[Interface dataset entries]
BEGIN
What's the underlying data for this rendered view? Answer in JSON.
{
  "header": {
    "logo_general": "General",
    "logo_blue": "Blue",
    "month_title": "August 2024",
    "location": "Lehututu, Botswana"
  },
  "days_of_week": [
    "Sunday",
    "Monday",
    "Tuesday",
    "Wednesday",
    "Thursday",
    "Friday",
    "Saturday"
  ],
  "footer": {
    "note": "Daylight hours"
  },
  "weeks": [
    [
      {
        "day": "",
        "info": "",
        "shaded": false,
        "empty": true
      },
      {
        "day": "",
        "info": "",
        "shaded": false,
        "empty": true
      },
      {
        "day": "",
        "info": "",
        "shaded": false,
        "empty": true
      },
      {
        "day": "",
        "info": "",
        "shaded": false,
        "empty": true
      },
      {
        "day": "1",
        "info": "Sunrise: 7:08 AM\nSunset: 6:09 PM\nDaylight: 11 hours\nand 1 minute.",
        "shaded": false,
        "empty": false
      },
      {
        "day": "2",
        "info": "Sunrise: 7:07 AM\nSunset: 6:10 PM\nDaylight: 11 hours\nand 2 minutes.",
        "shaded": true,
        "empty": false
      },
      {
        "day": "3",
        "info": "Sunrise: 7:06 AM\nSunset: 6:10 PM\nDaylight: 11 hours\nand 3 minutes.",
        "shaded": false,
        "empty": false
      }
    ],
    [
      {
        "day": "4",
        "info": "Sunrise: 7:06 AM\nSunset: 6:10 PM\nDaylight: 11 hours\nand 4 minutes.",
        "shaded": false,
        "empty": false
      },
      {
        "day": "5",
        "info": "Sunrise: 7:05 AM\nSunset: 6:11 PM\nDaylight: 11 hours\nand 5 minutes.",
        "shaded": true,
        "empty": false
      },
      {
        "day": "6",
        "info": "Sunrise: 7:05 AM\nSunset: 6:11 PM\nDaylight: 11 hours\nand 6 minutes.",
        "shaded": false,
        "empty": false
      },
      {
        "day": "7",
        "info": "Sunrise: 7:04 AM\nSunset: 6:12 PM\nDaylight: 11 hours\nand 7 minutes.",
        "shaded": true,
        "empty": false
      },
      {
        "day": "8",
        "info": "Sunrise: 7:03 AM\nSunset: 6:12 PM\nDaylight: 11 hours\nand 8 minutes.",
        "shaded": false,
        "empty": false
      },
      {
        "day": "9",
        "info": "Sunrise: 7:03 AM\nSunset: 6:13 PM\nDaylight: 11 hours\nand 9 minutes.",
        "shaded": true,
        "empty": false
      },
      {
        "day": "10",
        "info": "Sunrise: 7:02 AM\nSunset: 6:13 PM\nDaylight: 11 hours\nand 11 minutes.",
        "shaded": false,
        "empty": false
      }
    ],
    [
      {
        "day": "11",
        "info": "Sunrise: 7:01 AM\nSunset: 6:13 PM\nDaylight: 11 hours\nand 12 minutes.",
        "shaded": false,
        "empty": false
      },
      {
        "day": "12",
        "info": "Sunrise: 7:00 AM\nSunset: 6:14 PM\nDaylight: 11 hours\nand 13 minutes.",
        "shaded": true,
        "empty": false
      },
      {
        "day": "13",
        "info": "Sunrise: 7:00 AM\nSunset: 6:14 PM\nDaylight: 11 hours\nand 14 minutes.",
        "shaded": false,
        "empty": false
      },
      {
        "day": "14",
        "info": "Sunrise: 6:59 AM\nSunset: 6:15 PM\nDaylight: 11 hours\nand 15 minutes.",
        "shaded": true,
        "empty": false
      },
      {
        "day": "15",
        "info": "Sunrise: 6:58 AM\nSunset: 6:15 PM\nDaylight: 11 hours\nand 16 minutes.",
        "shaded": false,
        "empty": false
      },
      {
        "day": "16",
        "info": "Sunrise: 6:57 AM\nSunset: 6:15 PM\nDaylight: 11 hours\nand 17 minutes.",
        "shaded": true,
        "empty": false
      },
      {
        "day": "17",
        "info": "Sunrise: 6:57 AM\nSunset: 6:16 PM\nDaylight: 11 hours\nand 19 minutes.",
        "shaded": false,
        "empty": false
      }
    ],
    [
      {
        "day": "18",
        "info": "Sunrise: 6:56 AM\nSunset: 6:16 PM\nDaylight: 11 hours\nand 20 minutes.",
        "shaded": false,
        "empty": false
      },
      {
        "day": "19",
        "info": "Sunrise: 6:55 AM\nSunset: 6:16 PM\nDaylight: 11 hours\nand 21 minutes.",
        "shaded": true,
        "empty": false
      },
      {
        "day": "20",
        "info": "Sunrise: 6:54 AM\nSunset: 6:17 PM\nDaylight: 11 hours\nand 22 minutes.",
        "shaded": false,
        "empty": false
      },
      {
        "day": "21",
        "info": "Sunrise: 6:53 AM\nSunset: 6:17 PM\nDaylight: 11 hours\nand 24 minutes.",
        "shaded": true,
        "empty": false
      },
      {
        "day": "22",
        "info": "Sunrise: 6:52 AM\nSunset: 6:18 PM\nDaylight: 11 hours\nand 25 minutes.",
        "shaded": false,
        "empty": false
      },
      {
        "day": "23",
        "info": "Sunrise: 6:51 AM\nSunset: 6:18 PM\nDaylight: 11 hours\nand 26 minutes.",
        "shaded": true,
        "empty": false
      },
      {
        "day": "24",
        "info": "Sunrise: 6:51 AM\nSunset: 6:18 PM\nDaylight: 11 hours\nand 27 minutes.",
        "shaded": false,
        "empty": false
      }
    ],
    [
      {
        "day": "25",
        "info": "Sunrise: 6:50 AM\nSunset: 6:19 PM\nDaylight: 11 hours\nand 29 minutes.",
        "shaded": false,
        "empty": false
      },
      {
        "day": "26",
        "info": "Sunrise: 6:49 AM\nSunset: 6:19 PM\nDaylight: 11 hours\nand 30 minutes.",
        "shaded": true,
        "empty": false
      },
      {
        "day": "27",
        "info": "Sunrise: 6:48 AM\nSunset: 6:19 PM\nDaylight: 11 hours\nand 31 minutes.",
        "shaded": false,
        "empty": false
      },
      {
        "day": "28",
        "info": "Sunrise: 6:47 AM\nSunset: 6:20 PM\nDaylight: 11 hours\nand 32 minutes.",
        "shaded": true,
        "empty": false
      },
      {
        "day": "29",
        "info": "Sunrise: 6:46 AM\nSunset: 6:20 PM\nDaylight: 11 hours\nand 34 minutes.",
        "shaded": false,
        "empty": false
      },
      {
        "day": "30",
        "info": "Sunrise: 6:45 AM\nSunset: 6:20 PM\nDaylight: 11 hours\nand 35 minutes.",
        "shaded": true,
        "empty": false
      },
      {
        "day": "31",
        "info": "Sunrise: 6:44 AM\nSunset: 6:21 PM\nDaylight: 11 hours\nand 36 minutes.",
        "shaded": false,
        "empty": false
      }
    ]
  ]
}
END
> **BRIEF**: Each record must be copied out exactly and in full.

> **RESULT**:
What's the underlying data for this rendered view? Answer in JSON.
{
  "header": {
    "logo_general": "General",
    "logo_blue": "Blue",
    "month_title": "August 2024",
    "location": "Lehututu, Botswana"
  },
  "days_of_week": [
    "Sunday",
    "Monday",
    "Tuesday",
    "Wednesday",
    "Thursday",
    "Friday",
    "Saturday"
  ],
  "footer": {
    "note": "Daylight hours"
  },
  "weeks": [
    [
      {
        "day": "",
        "info": "",
        "shaded": false,
        "empty": true
      },
      {
        "day": "",
        "info": "",
        "shaded": false,
        "empty": true
      },
      {
        "day": "",
        "info": "",
        "shaded": false,
        "empty": true
      },
      {
        "day": "",
        "info": "",
        "shaded": false,
        "empty": true
      },
      {
        "day": "1",
        "info": "Sunrise: 7:08 AM\nSunset: 6:09 PM\nDaylight: 11 hours\nand 1 minute.",
        "shaded": false,
        "empty": false
      },
      {
        "day": "2",
        "info": "Sunrise: 7:07 AM\nSunset: 6:10 PM\nDaylight: 11 hours\nand 2 minutes.",
        "shaded": true,
        "empty": false
      },
      {
        "day": "3",
        "info": "Sunrise: 7:06 AM\nSunset: 6:10 PM\nDaylight: 11 hours\nand 3 minutes.",
        "shaded": false,
        "empty": false
      }
    ],
    [
      {
        "day": "4",
        "info": "Sunrise: 7:06 AM\nSunset: 6:10 PM\nDaylight: 11 hours\nand 4 minutes.",
        "shaded": false,
        "empty": false
      },
      {
        "day": "5",
        "info": "Sunrise: 7:05 AM\nSunset: 6:11 PM\nDaylight: 11 hours\nand 5 minutes.",
        "shaded": true,
        "empty": false
      },
      {
        "day": "6",
        "info": "Sunrise: 7:05 AM\nSunset: 6:11 PM\nDaylight: 11 hours\nand 6 minutes.",
        "shaded": false,
        "empty": false
      },
      {
        "day": "7",
        "info": "Sunrise: 7:04 AM\nSunset: 6:12 PM\nDaylight: 11 hours\nand 7 minutes.",
        "shaded": true,
        "empty": false
      },
      {
        "day": "8",
        "info": "Sunrise: 7:03 AM\nSunset: 6:12 PM\nDaylight: 11 hours\nand 8 minutes.",
        "shaded": false,
        "empty": false
      },
      {
        "day": "9",
        "info": "Sunrise: 7:03 AM\nSunset: 6:13 PM\nDaylight: 11 hours\nand 9 minutes.",
        "shaded": true,
        "empty": false
      },
      {
        "day": "10",
        "info": "Sunrise: 7:02 AM\nSunset: 6:13 PM\nDaylight: 11 hours\nand 11 minutes.",
        "shaded": false,
        "empty": false
      }
    ],
    [
      {
        "day": "11",
        "info": "Sunrise: 7:01 AM\nSunset: 6:13 PM\nDaylight: 11 hours\nand 12 minutes.",
        "shaded": false,
        "empty": false
      },
      {
        "day": "12",
        "info": "Sunrise: 7:00 AM\nSunset: 6:14 PM\nDaylight: 11 hours\nand 13 minutes.",
        "shaded": true,
        "empty": false
      },
      {
        "day": "13",
        "info": "Sunrise: 7:00 AM\nSunset: 6:14 PM\nDaylight: 11 hours\nand 14 minutes.",
        "shaded": false,
        "empty": false
      },
      {
        "day": "14",
        "info": "Sunrise: 6:59 AM\nSunset: 6:15 PM\nDaylight: 11 hours\nand 15 minutes.",
        "shaded": true,
        "empty": false
      },
      {
        "day": "15",
        "info": "Sunrise: 6:58 AM\nSunset: 6:15 PM\nDaylight: 11 hours\nand 16 minutes.",
        "shaded": false,
        "empty": false
      },
      {
        "day": "16",
        "info": "Sunrise: 6:57 AM\nSunset: 6:15 PM\nDaylight: 11 hours\nand 17 minutes.",
        "shaded": true,
        "empty": false
      },
      {
        "day": "17",
        "info": "Sunrise: 6:57 AM\nSunset: 6:16 PM\nDaylight: 11 hours\nand 19 minutes.",
        "shaded": false,
        "empty": false
      }
    ],
    [
      {
        "day": "18",
        "info": "Sunrise: 6:56 AM\nSunset: 6:16 PM\nDaylight: 11 hours\nand 20 minutes.",
        "shaded": false,
        "empty": false
      },
      {
        "day": "19",
        "info": "Sunrise: 6:55 AM\nSunset: 6:16 PM\nDaylight: 11 hours\nand 21 minutes.",
        "shaded": true,
        "empty": false
      },
      {
        "day": "20",
        "info": "Sunrise: 6:54 AM\nSunset: 6:17 PM\nDaylight: 11 hours\nand 22 minutes.",
        "shaded": false,
        "empty": false
      },
      {
        "day": "21",
        "info": "Sunrise: 6:53 AM\nSunset: 6:17 PM\nDaylight: 11 hours\nand 24 minutes.",
        "shaded": true,
        "empty": false
      },
      {
        "day": "22",
        "info": "Sunrise: 6:52 AM\nSunset: 6:18 PM\nDaylight: 11 hours\nand 25 minutes.",
        "shaded": false,
        "empty": false
      },
      {
        "day": "23",
        "info": "Sunrise: 6:51 AM\nSunset: 6:18 PM\nDaylight: 11 hours\nand 26 minutes.",
        "shaded": true,
        "empty": false
      },
      {
        "day": "24",
        "info": "Sunrise: 6:51 AM\nSunset: 6:18 PM\nDaylight: 11 hours\nand 27 minutes.",
        "shaded": false,
        "empty": false
      }
    ],
    [
      {
        "day": "25",
        "info": "Sunrise: 6:50 AM\nSunset: 6:19 PM\nDaylight: 11 hours\nand 29 minutes.",
        "shaded": false,
        "empty": false
      },
      {
        "day": "26",
        "info": "Sunrise: 6:49 AM\nSunset: 6:19 PM\nDaylight: 11 hours\nand 30 minutes.",
        "shaded": true,
        "empty": false
      },
      {
        "day": "27",
        "info": "Sunrise: 6:48 AM\nSunset: 6:19 PM\nDaylight: 11 hours\nand 31 minutes.",
        "shaded": false,
        "empty": false
      },
      {
        "day": "28",
        "info": "Sunrise: 6:47 AM\nSunset: 6:20 PM\nDaylight: 11 hours\nand 32 minutes.",
        "shaded": true,
        "empty": false
      },
      {
        "day": "29",
        "info": "Sunrise: 6:46 AM\nSunset: 6:20 PM\nDaylight: 11 hours\nand 34 minutes.",
        "shaded": false,
        "empty": false
      },
      {
        "day": "30",
        "info": "Sunrise: 6:45 AM\nSunset: 6:20 PM\nDaylight: 11 hours\nand 35 minutes.",
        "shaded": true,
        "empty": false
      },
      {
        "day": "31",
        "info": "Sunrise: 6:44 AM\nSunset: 6:21 PM\nDaylight: 11 hours\nand 36 minutes.",
        "shaded": false,
        "empty": false
      }
    ]
  ]
}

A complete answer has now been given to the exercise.